Economist Azrul Azwar Ahmad Tajudin, who was suspended by Bank Islam for predicting a Pakatan Rakyat win in the next general election, has opined that the country’s economy would likely face an initial shock if his prediction comes true, but said that the impact would be limited.
“After the 13th general election, we can expect some knee-jerk overreaction on the first day of trading due to fears of political instability and administrative inconsistencies… because of that, we may see increased volatility and a sharp pull-back in equity bond and forex market.
“There could also be a surge in capital outflow for portfolio or direct investment businesses,” he said in a forum on political transition yesterday evening.
However, Azrul- who is now an analyst with PKR-linked Institut Rakyat – said the impact would be minimal as the business community had already factored in the possibility of a Pakatan win.
“For example, given the erratic performance of the stock and forex market, and the movements of portfolio funds in a rotational fashion within the equity and fixed income markets, it could suggest that the investment community has factored in this possibility,” he claimed.

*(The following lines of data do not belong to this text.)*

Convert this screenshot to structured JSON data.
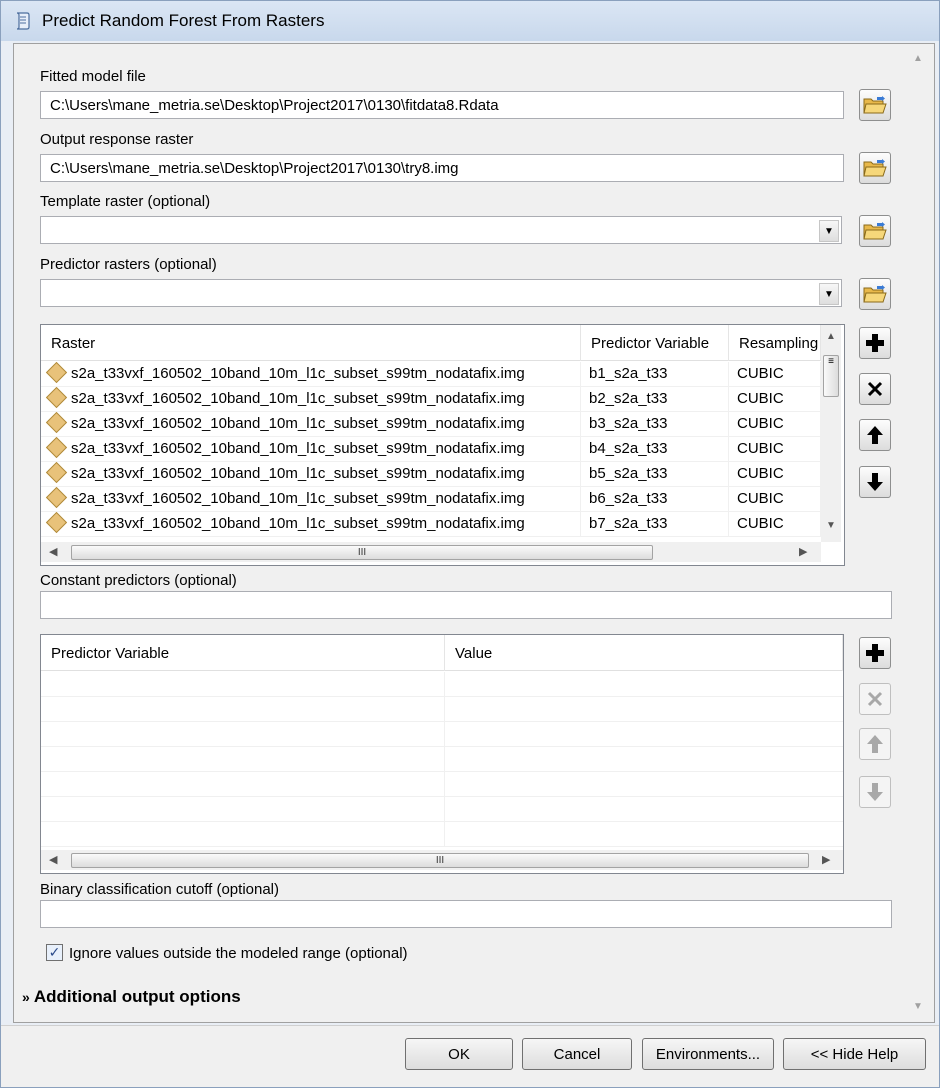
{
  "window": {
    "title": "Predict Random Forest From Rasters"
  },
  "fields": {
    "fitted_model": {
      "label": "Fitted model file",
      "value": "C:\\Users\\mane_metria.se\\Desktop\\Project2017\\0130\\fitdata8.Rdata"
    },
    "output_response": {
      "label": "Output response raster",
      "value": "C:\\Users\\mane_metria.se\\Desktop\\Project2017\\0130\\try8.img"
    },
    "template_raster": {
      "label": "Template raster (optional)",
      "value": ""
    },
    "predictor_rasters": {
      "label": "Predictor rasters (optional)",
      "value": ""
    },
    "constant_predictors": {
      "label": "Constant predictors (optional)",
      "value": ""
    },
    "binary_cutoff": {
      "label": "Binary classification cutoff (optional)",
      "value": ""
    }
  },
  "raster_table": {
    "columns": [
      "Raster",
      "Predictor Variable",
      "Resampling"
    ],
    "rows": [
      {
        "raster": "s2a_t33vxf_160502_10band_10m_l1c_subset_s99tm_nodatafix.img",
        "variable": "b1_s2a_t33",
        "resampling": "CUBIC"
      },
      {
        "raster": "s2a_t33vxf_160502_10band_10m_l1c_subset_s99tm_nodatafix.img",
        "variable": "b2_s2a_t33",
        "resampling": "CUBIC"
      },
      {
        "raster": "s2a_t33vxf_160502_10band_10m_l1c_subset_s99tm_nodatafix.img",
        "variable": "b3_s2a_t33",
        "resampling": "CUBIC"
      },
      {
        "raster": "s2a_t33vxf_160502_10band_10m_l1c_subset_s99tm_nodatafix.img",
        "variable": "b4_s2a_t33",
        "resampling": "CUBIC"
      },
      {
        "raster": "s2a_t33vxf_160502_10band_10m_l1c_subset_s99tm_nodatafix.img",
        "variable": "b5_s2a_t33",
        "resampling": "CUBIC"
      },
      {
        "raster": "s2a_t33vxf_160502_10band_10m_l1c_subset_s99tm_nodatafix.img",
        "variable": "b6_s2a_t33",
        "resampling": "CUBIC"
      },
      {
        "raster": "s2a_t33vxf_160502_10band_10m_l1c_subset_s99tm_nodatafix.img",
        "variable": "b7_s2a_t33",
        "resampling": "CUBIC"
      }
    ],
    "scroll_thumb_glyph": "III"
  },
  "constant_table": {
    "columns": [
      "Predictor Variable",
      "Value"
    ],
    "scroll_thumb_glyph": "III"
  },
  "ignore_checkbox": {
    "label": "Ignore values outside the modeled range (optional)",
    "checked": true,
    "mark": "✓"
  },
  "section": {
    "label": "Additional output options",
    "icon": "double-chevron-down-icon"
  },
  "buttons": {
    "ok": "OK",
    "cancel": "Cancel",
    "environments": "Environments...",
    "hide_help": "<< Hide Help"
  },
  "icons": [
    "script-tool-icon",
    "folder-open-icon",
    "plus-icon",
    "delete-x-icon",
    "arrow-up-icon",
    "arrow-down-icon"
  ]
}
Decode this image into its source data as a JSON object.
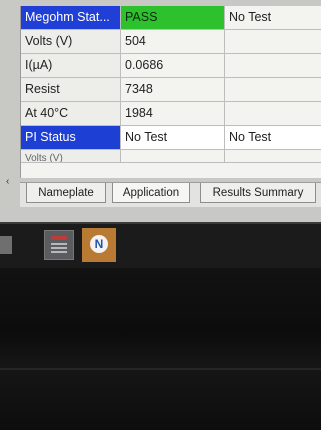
{
  "table": {
    "header": {
      "label": "Megohm Stat...",
      "result": "PASS",
      "extra": "No Test"
    },
    "rows": [
      {
        "label": "Volts (V)",
        "value": "504",
        "extra": ""
      },
      {
        "label": "I(µA)",
        "value": "0.0686",
        "extra": ""
      },
      {
        "label": "Resist",
        "value": "7348",
        "extra": ""
      },
      {
        "label": "At 40°C",
        "value": "1984",
        "extra": ""
      },
      {
        "label": "PI Status",
        "value": "No Test",
        "extra": "No Test"
      },
      {
        "label": "Volts (V)",
        "value": "",
        "extra": ""
      }
    ]
  },
  "tabs": {
    "nameplate": "Nameplate",
    "application": "Application",
    "results_summary": "Results Summary"
  },
  "colors": {
    "header_label_bg": "#1f3fd6",
    "pass_bg": "#2ec12e",
    "selected_row_bg": "#1e3fd4",
    "taskbar_app_icon": "#b97b33"
  },
  "icons": {
    "scroll_left": "chevron-left-icon",
    "taskbar_app1": "document-app-icon",
    "taskbar_app2": "n-logo-app-icon"
  }
}
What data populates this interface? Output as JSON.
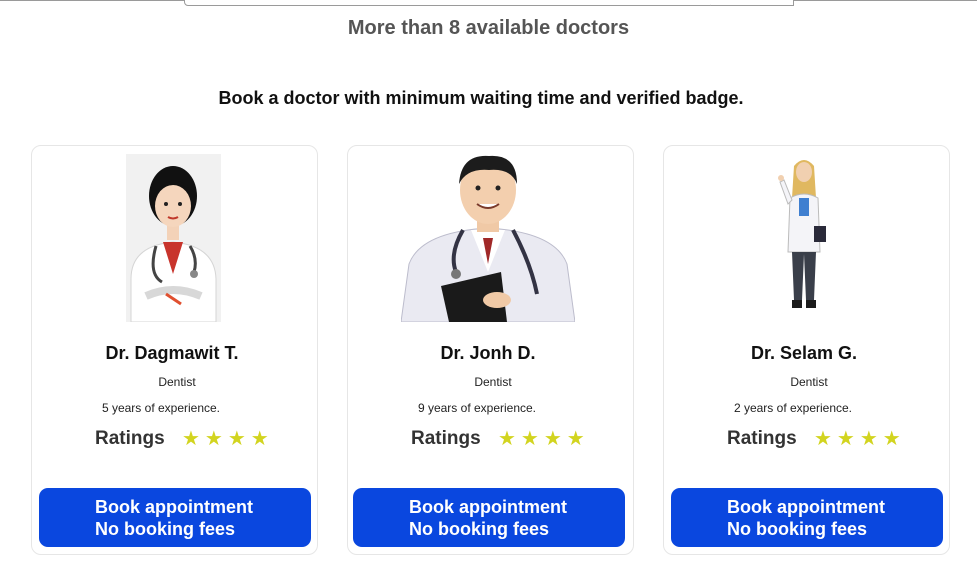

He pointed out that even now, foreign shareholding of the Kuala Lumpur Composite Index is at its lows of around 20 percent.
“As such, there are not much foreign funds left to trigger a foreign capital flight post-GE13,” he said at the forum titled, ‘Economic management during political transition: Experience from East Asia and Eastern Europe’.
“The downside risk of the Malaysian financial market and economy is rather limited. I can confidently say that our economy will not plunge into disaster, given its ability to absorb any short-term shocks,” added Azrul.
He noted that other external factors such as the global economic recovery and the signs of resolution to the Eurozone crisis would also help mitigate the shock.
“Precedence wise, countries like Indonesia in 1998 and the Philippines in 1986 have seen their economy return to normalcy in less than a year, and achieved new highs in less than three to four years,” he said.
Other panellists at the forum were Penang Institute executive director Woo Wing Thye and Universitas Indonesia economics professor Anwar Nasution, whereas the event had been moderated by Penang Institute fellow Wong Chin Huat.
Beholden leaders can’t reform
Woo, who had advised the Polish government during its transition of power, claimed that the current reforms instituted by the BN government only addressed the “symptoms” rather than the underlying causes.
He gave the example of the government-formed Talent Corp which was meant as an incentive to lure Malaysians back home, but had not addressed the underlying reasons on why they had left the country to begin with.
Woo stressed that, in order to conduct real reforms, leaders of the present government cannot be beholden to previous office holders.
“For example, in China, Mao Zedong’s appointed successor Hua Guofeng could not institute reforms because he was picked by his predecessor and beholden to him, but when Deng Xiaoping deposed him, he had the legitimacy to turn against the old policies and introduce new policies,” he said.
Since then, reforms in China had accelerated as the old generation die out and the new generation instituted further reforms, Woo added.
While admitting that certain countries had gone through quick and rapid reforms – such as Russia under Mikhail Gorbachev – had fallen, he dismissed that a ‘shock reform’ in Malaysia would lead to a collapse.
Woo pointed out that countries like Vietnam and Laos had also instituted overnight reform, and has seen an amazing growth since then, up until the Asian financial crisis.
He noted that the key point for the success of reforms is not dependent on the speed of reform, but rather on the initial state of the country.
“China, Vietnam and Laos were overwhelmingly based on agriculture, so when the market was opened, industrialisation happened – people in the agricultural sector moved into the industrial sector.
“But in Eastern Europe, (they collapsed) because they were already industrialised – and agriculture was only a small part. Most people were already in heavy industries, and for the light industries to grow, they had to be at the expense of the former.
“Given our condition, I am confident that there will be no collapse, as our initial state does not require a reorientation of the economy,” he said.